Cultural organisationa organisations will need to consider each work carefully and decide upon the specific rights and the duration of such rights to be cleared. Some examples of points to consider are set out below:
- you may want to show the work in your own gallery space, in this case you will need to clear ‘non-theatrical’ rights
- if you wish to continue to make a work available beyond a set, specific time duration to ensure a more permanent legacy it will need to clear a longer duration of rights
- if the work is a podcast then it will by definition need to be cleared for download
- user-generated content will need express clearance from the users – you can ask for user-generated content to be created with the appropriate Creative Commons license
- if you wish the user to manipulate a copyright work, you will require express clearance from the rights owner as you will need to consider the ‘moral rights’ of the copyright owner (in particular their ‘integrity’ and paternity’ rights) – advice should be sought on this issue from the appropriate rights organisation.
If you are commissioning the work from scratch, these tips apply, but also read our guide to dealing with rights when commissioning.
Further advice can be sought from the following contributor organisations:
Musician’s Union (musicians)

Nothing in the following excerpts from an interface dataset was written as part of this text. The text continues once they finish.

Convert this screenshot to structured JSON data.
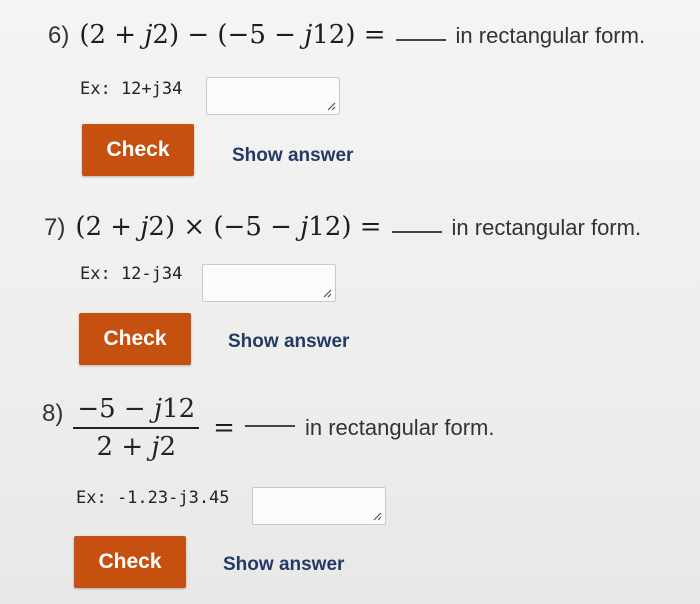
{
  "problems": [
    {
      "number": "6)",
      "expr_left": "(2 + ",
      "expr_j1": "j",
      "expr_mid": "2) − (−5 − ",
      "expr_j2": "j",
      "expr_right": "12) =",
      "suffix": "in rectangular form.",
      "example": "Ex: 12+j34",
      "input_value": "",
      "check_label": "Check",
      "show_answer_label": "Show answer"
    },
    {
      "number": "7)",
      "expr_left": "(2 + ",
      "expr_j1": "j",
      "expr_mid": "2) × (−5 − ",
      "expr_j2": "j",
      "expr_right": "12) =",
      "suffix": "in rectangular form.",
      "example": "Ex: 12-j34",
      "input_value": "",
      "check_label": "Check",
      "show_answer_label": "Show answer"
    },
    {
      "number": "8)",
      "numerator_left": "−5 − ",
      "numerator_j": "j",
      "numerator_right": "12",
      "denominator_left": "2 + ",
      "denominator_j": "j",
      "denominator_right": "2",
      "equals": "=",
      "suffix": "in rectangular form.",
      "example": "Ex: -1.23-j3.45",
      "input_value": "",
      "check_label": "Check",
      "show_answer_label": "Show answer"
    }
  ],
  "colors": {
    "check_button": "#c5500f",
    "show_answer_link": "#233a66",
    "background": "#f0f0ee"
  },
  "icons": {
    "input_resize": "resize-handle-icon"
  }
}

Incorporated Society of Musicians (musicians)
Phonographic Performance Ltd (PPL) (Performers in Commercial Sound Recordings)
Songwriters, composers and music publishers
Commercial sound recordings
British Association of Picture Libraries and Agencies (BAPLA) – has links to most of the picture libraries through whom you need to clear photographic rights directly.
Acquired film footage
Federation of Commercial and Audio Visual Libraries (FOCAL) – or contact the respective film library, broadcaster or owner/licensor
In order to obtain clearance to film work that belongs to another person, you will need to identify the intellectual property owner of the rights in each work you intend to use. You will also need to check that the person you have identified owns all the rights in the work; it is possible that the rights may be owned by more than one person. This General Clearance Letter from Own-it can be used for film and TV.
Directors (film and television)
Working with characters that have been designed by someone else? Check out this Own-it Factsheet on Character Design
Working with clothes made by fashion designers? Look at this article by Own-it, where they show which elements of the working process are protected by copyright.
World Intellectual Property Organisation has a directory of all international IP offices.
European IPR Helpdesk – this is a service initiative that provides information, first-line support and training on IP and IPR matters to current and potential participants of EU funded projects focused on Research and Technical Development (RTD) and the EU’s Competitiveness and Innovation Programme (CIP). The service is then directed to researchers, universities, PROs and SMEs in order for them to build their own capacities to deal with IP on a daily basis. In addition, the European IPR Helpdesk offers IP advice to European SMEs that are in the process of negotiating or concluding transnational partnership agreements.
Whether you need personal assistance on a specific IPR issue, want to be informed about the latest developments in the world of IP and R&D in Europe, or are interested in a training session on IPR – the European IPR Helpdesk is the right partner to turn to.
The Helpline service operated by a team of experienced IP lawyers offers professional advice for your IP questions within three working days.
Additionally, the European IPR Helpdesk participates in awareness raising events and organises IPR training throughout Europe, based on a practical and comprehensive approach. Regular publications such as an email newsletter and a three-monthly Bulletin make sure that you are up to date on the latest IP and IPR news. All these services are provided free of charge.
Want to know more?
Get in touch directly with the European IPR Helpdesk team:
Phone: +352 25 22 33-333
Fax: +352 25 22 33-334
The Digital Copyright Exchange idea discussed in the context section may well change the process for securing copyrights belonging to others. Watch this space – we’ll update these notes when there’s more clarity.